  72. Stein, F., Söderback, I., Cutler, S.K., and Larson, B. (2006). Occupational Therapy and Ergonomics. Applying Ergonomic Principles to Everyday Occupation in the Home and at the Work, 1st ed. London/Philadelphia: Whurr Publisher/Wiley.Google Scholar
  73. Söderback, I. (1995). Effectiveness in rehabilitation. Crit Rev Rehab Med, 7(4), 275–286.Google Scholar
  74. Twamley, E.W., Jeste, D.V., and Lehman, A.F. (2003). Vocational rehabilitation in schizophrenia and other psychotic disorders: a literature review and meta-analysis of randomized controlled trials. J Nerv Ment Dis, 19(8), 515–523.CrossRefGoogle Scholar
  75. Uyanik, M., Bumin, G., and Kayihan, H. (2003). Comparison of different therapy approaches in children with Down syndrome. Pediatr Int, 45(1), 68–73.PubMedCrossRefGoogle Scholar
  76. van den Ende, C.H., Steultjens, E.M., Bouter, L.M., and Dekker, J. (2006). Clinical heterogeneity was a common problem in Cochrane review of physiotherapy and occupational therapy.
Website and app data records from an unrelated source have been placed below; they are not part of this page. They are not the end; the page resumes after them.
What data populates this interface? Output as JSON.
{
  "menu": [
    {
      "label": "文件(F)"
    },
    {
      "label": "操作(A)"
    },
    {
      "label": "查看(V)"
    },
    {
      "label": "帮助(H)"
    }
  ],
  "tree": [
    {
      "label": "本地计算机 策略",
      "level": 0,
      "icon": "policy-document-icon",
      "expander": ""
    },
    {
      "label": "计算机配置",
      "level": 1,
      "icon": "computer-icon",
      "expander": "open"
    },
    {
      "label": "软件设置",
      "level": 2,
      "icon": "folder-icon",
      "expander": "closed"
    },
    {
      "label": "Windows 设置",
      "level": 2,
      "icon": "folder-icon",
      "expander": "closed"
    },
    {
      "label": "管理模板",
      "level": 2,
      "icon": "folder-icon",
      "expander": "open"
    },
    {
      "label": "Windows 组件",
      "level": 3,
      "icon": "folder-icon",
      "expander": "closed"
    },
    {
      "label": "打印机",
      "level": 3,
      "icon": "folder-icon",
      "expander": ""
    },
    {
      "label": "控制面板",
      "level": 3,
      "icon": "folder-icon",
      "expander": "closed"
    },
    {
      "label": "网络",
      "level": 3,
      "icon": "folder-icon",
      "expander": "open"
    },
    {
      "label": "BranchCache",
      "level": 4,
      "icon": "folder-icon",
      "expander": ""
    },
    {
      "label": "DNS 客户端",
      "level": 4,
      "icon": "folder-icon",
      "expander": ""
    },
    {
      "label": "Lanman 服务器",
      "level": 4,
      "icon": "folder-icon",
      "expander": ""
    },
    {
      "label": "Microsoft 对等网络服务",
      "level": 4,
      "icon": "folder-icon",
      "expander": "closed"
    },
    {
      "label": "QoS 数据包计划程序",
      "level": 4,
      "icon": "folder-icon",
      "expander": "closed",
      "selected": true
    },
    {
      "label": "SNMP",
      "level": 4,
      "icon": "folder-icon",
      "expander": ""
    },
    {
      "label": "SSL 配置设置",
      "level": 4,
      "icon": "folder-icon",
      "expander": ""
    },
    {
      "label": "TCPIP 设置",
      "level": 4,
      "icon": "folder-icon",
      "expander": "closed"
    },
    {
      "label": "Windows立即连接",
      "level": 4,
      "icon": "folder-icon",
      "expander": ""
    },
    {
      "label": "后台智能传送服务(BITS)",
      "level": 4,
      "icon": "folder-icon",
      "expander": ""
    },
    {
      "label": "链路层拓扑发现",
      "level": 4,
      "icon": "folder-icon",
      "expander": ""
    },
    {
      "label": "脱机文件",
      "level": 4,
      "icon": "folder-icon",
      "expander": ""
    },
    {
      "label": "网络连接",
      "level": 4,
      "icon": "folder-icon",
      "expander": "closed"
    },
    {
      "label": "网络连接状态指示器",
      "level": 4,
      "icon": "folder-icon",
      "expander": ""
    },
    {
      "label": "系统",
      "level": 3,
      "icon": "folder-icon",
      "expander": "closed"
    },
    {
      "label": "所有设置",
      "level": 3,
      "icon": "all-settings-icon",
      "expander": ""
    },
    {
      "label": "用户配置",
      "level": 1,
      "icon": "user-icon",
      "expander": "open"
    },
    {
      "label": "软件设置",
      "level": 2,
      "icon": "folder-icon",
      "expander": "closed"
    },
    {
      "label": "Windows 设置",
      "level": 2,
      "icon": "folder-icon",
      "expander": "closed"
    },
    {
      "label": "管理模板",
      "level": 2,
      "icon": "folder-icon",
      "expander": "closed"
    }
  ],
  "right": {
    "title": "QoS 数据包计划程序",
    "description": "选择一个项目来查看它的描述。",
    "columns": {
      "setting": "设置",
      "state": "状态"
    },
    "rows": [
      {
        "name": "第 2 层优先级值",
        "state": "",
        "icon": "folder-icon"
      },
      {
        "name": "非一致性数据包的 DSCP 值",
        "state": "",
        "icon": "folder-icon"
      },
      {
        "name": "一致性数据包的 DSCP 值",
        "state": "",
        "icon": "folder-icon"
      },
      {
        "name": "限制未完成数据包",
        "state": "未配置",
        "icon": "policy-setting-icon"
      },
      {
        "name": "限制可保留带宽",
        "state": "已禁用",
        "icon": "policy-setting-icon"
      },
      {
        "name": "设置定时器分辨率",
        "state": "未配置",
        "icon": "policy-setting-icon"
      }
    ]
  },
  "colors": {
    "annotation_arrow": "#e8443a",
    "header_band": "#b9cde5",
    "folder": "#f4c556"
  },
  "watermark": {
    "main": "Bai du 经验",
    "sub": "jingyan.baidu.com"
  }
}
J Clin Epidemiol, 59(9), 914–919.PubMedCrossRefGoogle Scholar
  77. van der Velde, G., van Tulder, M., Côté, P., Hogg-Johnson, S., Aker, P., and Cassidy, J.D. (2007). The sensitivity of review results to methods used to appraise and incorporate trial quality into data synthesis. Spine, 32(7), 796–806.PubMedCrossRefGoogle Scholar
  78. Vollenbroek-Hutten, M.M., Hermens, H.J., Wever, D., Gorter, M., Rinket, J., and Ijzerman, M.J. (2004). Differences in outcome of a multidisciplinary treatment between subgroups of chronic low back pain patients defined using two multiaxial assessment instruments: the multidimensional pain inventory and lumbar dynamometry. Clin Rehabil, 18(5), 566–579.PubMedCrossRefGoogle Scholar
  79. Wichrowski, M., Whiteson, J., Haas, F., Mola, A., and Rey, M.J. (2005). Effects of horticultural therapy on mood and heart rate in patients participating in an inpatient cardiopulmonary rehabilitation program. J Cardiopulm Rehabil, 25(5), 270–274.PubMedCrossRefGoogle Scholar
  80. World Health Organization. (2007). ICF Introduction.
  81. Wright, C.C., and Whittington, D. (1992). Quality Assurance. An Introduction for Health Care Professionals. New York: Churchill Livingstone.Google Scholar

Copyright information

© Springer Science+Business Media, LLC 2009

Authors and Affiliations

  • Ingrid Söderback
    • 1
  1. 1.OT/Legitimate Department of Public Health and Caring SciencesUppsala UniversityUppsalaSweden

Personalised recommendations